But we’re taking it to the next level. My belief is that when we get out of the rhythm of our day-to-day experiences, it snaps you into a more heightened state of awareness. We’re more strategic, innovative, and future ways of thinking are possible…
Discovering your full potential doesn’t just divinely happen on its own. At 15Five, we feel strongly that company retreats provide the opportunity to level up your growth and foster healthy connections that people need to become their true best selves.
A retreat layered with emotional renewal and peak experiences (necessities in achieving self-actualization according to Abraham Maslow) can make incredible impacts in your company’s culture and overall success.
We see retreats as a way to strengthen a company’s culture and values. Success here involves many factors, such as choosing an inspiring location, creating effective content, facilitating deeper connections on the team, and delivering peak experiences along with time afterwards for integration.
Discover how you can plan and executive your next company retreat by listening to tips from David and myself here!
Shane Metcalf is a keynote speaker on building a world class workplace and one of the world’s leading pioneers in the space of cultural engineering and positive psychology. His insights have been featured in Inc, Fast Company, Washington Post, and Tech Crunch. As the Co-founder of 15Five, Shane and his team support HR Executives with data-driven continuous performance management. 15Five has won numerous awards for their company culture, including the prestigious Inc Best Workplaces award, and is ranked #3 in the U.S. on GlassDoor. Follow Shane on Twitter and LinkedIN.

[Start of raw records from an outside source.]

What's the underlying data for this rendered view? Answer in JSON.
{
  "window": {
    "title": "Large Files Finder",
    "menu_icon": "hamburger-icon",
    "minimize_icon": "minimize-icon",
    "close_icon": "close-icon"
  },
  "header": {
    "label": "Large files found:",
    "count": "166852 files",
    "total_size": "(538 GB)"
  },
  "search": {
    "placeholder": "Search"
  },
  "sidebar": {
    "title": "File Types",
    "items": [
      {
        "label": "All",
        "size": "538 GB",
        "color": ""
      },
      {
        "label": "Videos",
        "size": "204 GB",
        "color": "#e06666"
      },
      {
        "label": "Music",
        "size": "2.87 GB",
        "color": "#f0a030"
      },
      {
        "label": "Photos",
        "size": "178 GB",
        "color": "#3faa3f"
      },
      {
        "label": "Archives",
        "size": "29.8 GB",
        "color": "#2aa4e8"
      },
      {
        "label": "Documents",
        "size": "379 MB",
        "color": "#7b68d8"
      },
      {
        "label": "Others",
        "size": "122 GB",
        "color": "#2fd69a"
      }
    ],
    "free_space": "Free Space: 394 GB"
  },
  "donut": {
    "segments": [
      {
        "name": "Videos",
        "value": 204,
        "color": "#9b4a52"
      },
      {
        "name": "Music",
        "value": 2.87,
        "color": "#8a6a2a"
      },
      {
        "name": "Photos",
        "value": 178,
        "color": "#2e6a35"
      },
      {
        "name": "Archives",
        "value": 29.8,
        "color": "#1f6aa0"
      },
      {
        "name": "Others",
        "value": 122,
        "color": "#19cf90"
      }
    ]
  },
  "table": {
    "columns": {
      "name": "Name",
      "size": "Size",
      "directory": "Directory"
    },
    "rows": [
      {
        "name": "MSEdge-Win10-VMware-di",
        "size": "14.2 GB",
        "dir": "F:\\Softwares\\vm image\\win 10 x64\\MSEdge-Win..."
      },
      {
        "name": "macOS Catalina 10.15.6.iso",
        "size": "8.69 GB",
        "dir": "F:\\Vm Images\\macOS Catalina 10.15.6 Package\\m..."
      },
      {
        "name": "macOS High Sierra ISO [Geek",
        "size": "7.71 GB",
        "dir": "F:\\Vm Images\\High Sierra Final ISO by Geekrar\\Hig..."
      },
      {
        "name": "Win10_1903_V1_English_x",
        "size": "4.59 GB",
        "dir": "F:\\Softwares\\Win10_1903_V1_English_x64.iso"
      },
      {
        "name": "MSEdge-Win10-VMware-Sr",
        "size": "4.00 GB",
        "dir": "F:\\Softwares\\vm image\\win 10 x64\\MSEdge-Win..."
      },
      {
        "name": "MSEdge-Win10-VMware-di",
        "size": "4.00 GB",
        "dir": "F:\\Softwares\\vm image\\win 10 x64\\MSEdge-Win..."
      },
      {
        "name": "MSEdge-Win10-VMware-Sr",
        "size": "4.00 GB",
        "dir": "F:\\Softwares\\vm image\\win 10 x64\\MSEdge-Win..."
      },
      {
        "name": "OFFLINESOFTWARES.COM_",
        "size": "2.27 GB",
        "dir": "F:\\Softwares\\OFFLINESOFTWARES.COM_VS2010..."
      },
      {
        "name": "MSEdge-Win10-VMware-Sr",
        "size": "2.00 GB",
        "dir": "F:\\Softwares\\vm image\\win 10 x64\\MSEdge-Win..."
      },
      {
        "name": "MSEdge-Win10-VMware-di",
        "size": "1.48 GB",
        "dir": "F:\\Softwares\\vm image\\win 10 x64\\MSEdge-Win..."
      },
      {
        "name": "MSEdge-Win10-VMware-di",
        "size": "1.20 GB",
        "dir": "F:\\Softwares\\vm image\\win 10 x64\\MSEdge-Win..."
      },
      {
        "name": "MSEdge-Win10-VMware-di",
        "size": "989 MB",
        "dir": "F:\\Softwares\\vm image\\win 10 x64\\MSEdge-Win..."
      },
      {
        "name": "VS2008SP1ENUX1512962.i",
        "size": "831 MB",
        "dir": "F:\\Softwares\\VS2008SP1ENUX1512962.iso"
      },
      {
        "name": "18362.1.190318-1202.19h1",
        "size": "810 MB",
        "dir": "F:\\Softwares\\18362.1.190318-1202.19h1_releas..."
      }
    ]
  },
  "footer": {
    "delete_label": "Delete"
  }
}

David Hassell is a business columnist, speaker, and serial entrepreneur who believes that when leaders institute cultural practices that support each person in being and becoming their best self, high performance and uncommon loyalty naturally result. As co-founder and CEO of 15Five, David created the science-inspired Best-Self Management methodology that helps leaders and managers address the hidden factors that stimulate sustainable growth and development – things like intrinsic motivation, growth mindset, strengths, and psychological safety in the workplace. David has been featured in The Wall Street Journal, Inc., Entrepreneur, Fast Company, and Wired. Follow him on Twitter @dhassell.